Fall is my favorite season for several reasons:

  1. pumpkin everything
  2. hot *spiked* cider
  3. leaves turning
  4. layers! boots!
  5. cool crisp air
  6. October birthdays – only celebrating the existence of the best people you’ll ever meet

Consider me very biased indeed. Not to mention, learning (again) to live in a place without standard central air conditioning has really helped me appreciate nights when I could sleep comfortably without hearing $$$$ from our portable unit hopelessly guzzling out cool air over those hot summer nights.

But I digress. One of the perks of moving to a new region has been the sense of adventure every new unmarked destination brings. We have always wanted a chance to go to Maine particularly given the raves you hear from deep-rooted New England-ers. Luckinly, just as fall came around this year, we received a generous invitation to make a short weekend trip to Harrison, Maine.

The drive up from Boston was gorgeous – and likely to become only more magnificent during peak fall foliage periods. Maine has a funny reputation for its interesting street signs and town names because they just have that many. We passed Naples on our way there and went apple-picking in Sweden all within about 30+ minutes of each other.

We had a wonderful experience apple-picking in the charming Pie Tree Orchard with their thoughtful and attentive staff and cute mini apple cider donuts! It’s hard to veer away from people’s favorite apple cider donuts, I’ve found from taking a poll from our group, but it theirs was a nice and light delicacy nonetheless.

Our friend’s family house was well-equipped for a stay-cay, so we were able to truly go off-grid and maximize our time and company there. We’ll be sure to come back, to Harrison or to a whole new side of Maine!

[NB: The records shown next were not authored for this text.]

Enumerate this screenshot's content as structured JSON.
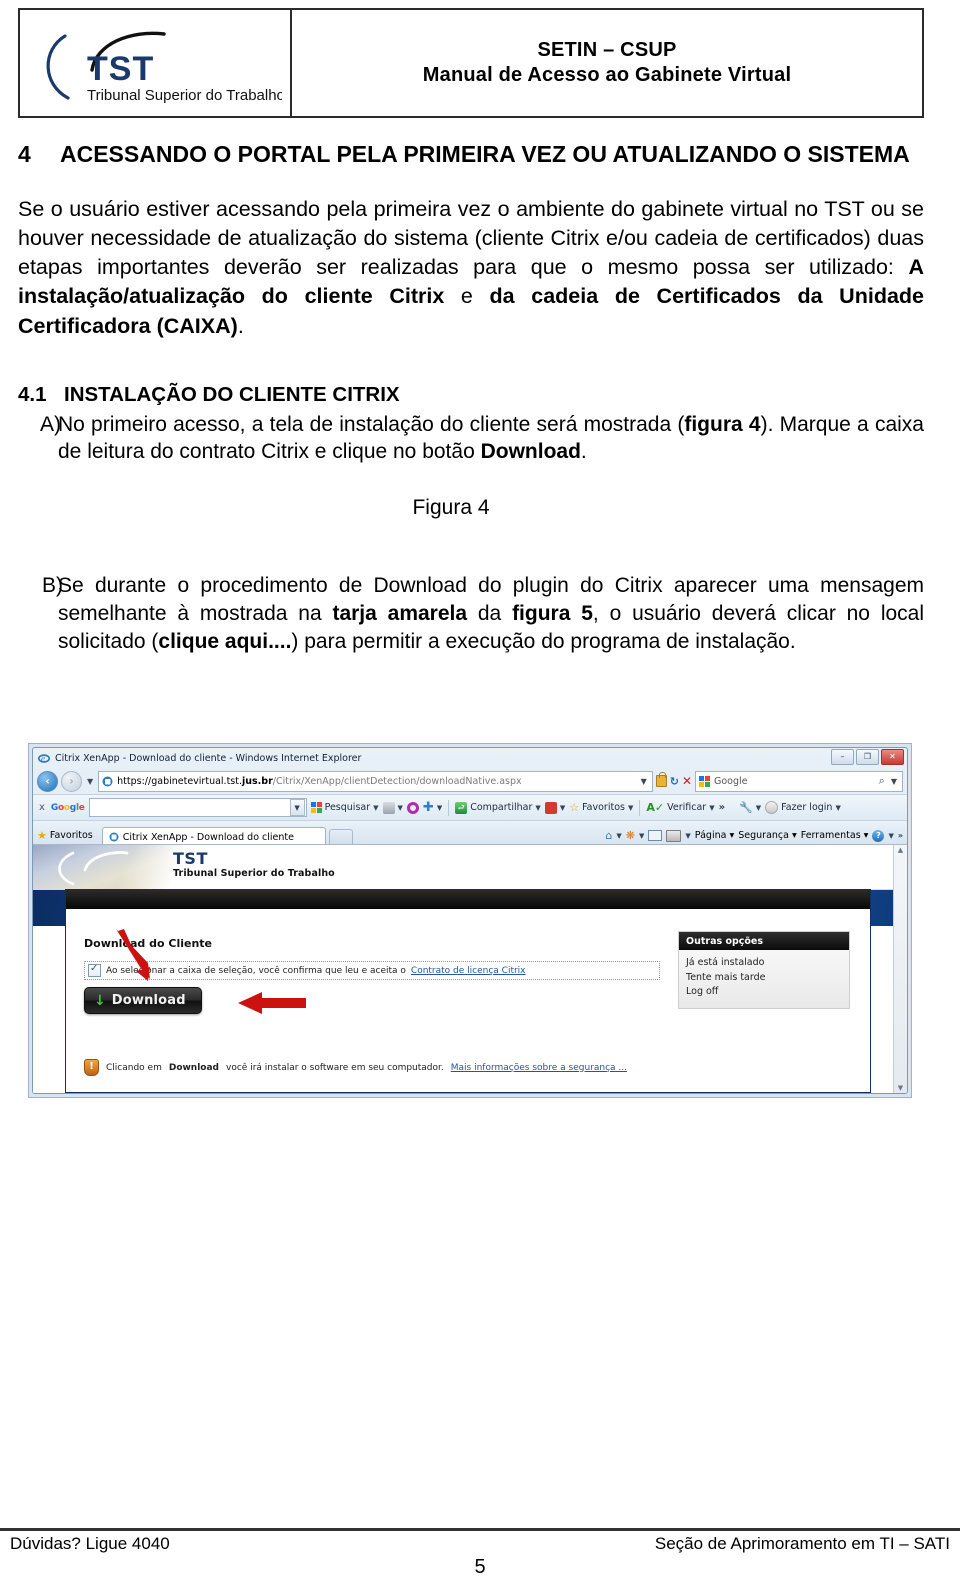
{
  "header": {
    "logo": {
      "acronym": "TST",
      "subtitle": "Tribunal Superior do Trabalho"
    },
    "line1": "SETIN – CSUP",
    "line2": "Manual de Acesso ao Gabinete Virtual"
  },
  "section": {
    "number": "4",
    "title": "ACESSANDO O PORTAL PELA PRIMEIRA VEZ OU ATUALIZANDO O SISTEMA",
    "paragraph_plain_1": "Se o usuário estiver acessando pela primeira vez o ambiente do gabinete virtual no TST ou se houver necessidade de atualização do sistema (cliente Citrix e/ou cadeia de certificados) duas etapas importantes deverão ser realizadas para que o mesmo possa ser utilizado: ",
    "paragraph_bold_1": "A instalação/atualização do cliente Citrix",
    "paragraph_plain_2": " e ",
    "paragraph_bold_2": "da cadeia de Certificados da Unidade Certificadora (CAIXA)",
    "paragraph_plain_3": "."
  },
  "subsection": {
    "number": "4.1",
    "title": "INSTALAÇÃO DO CLIENTE CITRIX",
    "item_a": {
      "marker": "A)",
      "text_1": "No primeiro acesso, a tela de instalação do cliente será mostrada (",
      "bold_1": "figura 4",
      "text_2": "). Marque a caixa de leitura do contrato Citrix e clique no botão ",
      "bold_2": "Download",
      "text_3": "."
    },
    "item_b": {
      "marker": "B)",
      "text_1": "Se durante o procedimento de Download do plugin do Citrix aparecer uma mensagem semelhante à mostrada na ",
      "bold_1": "tarja amarela",
      "text_2": " da ",
      "bold_2": "figura 5",
      "text_3": ", o usuário deverá clicar no local solicitado (",
      "bold_3": "clique aqui....",
      "text_4": ") para permitir a execução do programa de instalação."
    }
  },
  "figure": {
    "caption": "Figura 4",
    "browser": {
      "window_title": "Citrix XenApp - Download do cliente - Windows Internet Explorer",
      "url_scheme": "https://",
      "url_prefix": "gabinetevirtual.tst.",
      "url_domain": "jus.br",
      "url_path": "/Citrix/XenApp/clientDetection/downloadNative.aspx",
      "search_placeholder": "Google",
      "window_controls": {
        "minimize": "–",
        "restore": "❐",
        "close": "✕"
      },
      "google_toolbar": {
        "brand": "Google",
        "close_label": "x",
        "search_value": "",
        "buttons": [
          {
            "label": "Pesquisar"
          },
          {
            "label": "Compartilhar"
          },
          {
            "label": "Favoritos"
          },
          {
            "label": "Verificar"
          },
          {
            "label": "Fazer login"
          }
        ],
        "overflow": "»"
      },
      "favorites_label": "Favoritos",
      "tab_label": "Citrix XenApp - Download do cliente",
      "command_bar": [
        {
          "label": "Página"
        },
        {
          "label": "Segurança"
        },
        {
          "label": "Ferramentas"
        }
      ],
      "command_overflow": "»"
    },
    "page": {
      "banner": {
        "acronym": "TST",
        "subtitle": "Tribunal Superior do Trabalho"
      },
      "download_title": "Download do Cliente",
      "checkbox_text": "Ao selecionar a caixa de seleção, você confirma que leu e aceita o ",
      "checkbox_link": "Contrato de licença Citrix",
      "download_button": "Download",
      "security_note_1": "Clicando em ",
      "security_note_bold": "Download",
      "security_note_2": " você irá instalar o software em seu computador. ",
      "security_note_link": "Mais informações sobre a segurança ...",
      "other_options": {
        "title": "Outras opções",
        "items": [
          "Já está instalado",
          "Tente mais tarde",
          "Log off"
        ]
      }
    }
  },
  "footer": {
    "left": "Dúvidas? Ligue 4040",
    "right": "Seção de Aprimoramento em TI – SATI",
    "page_number": "5"
  },
  "colors": {
    "logo_navy": "#1b3a6b",
    "band_blue": "#12498f",
    "link_blue": "#2155a8",
    "annotation_red": "#cc1111",
    "download_green": "#3fc43f"
  }
}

And stay tuned for more of my fall-obsessive posts and my rookie apple-pie-making exploits.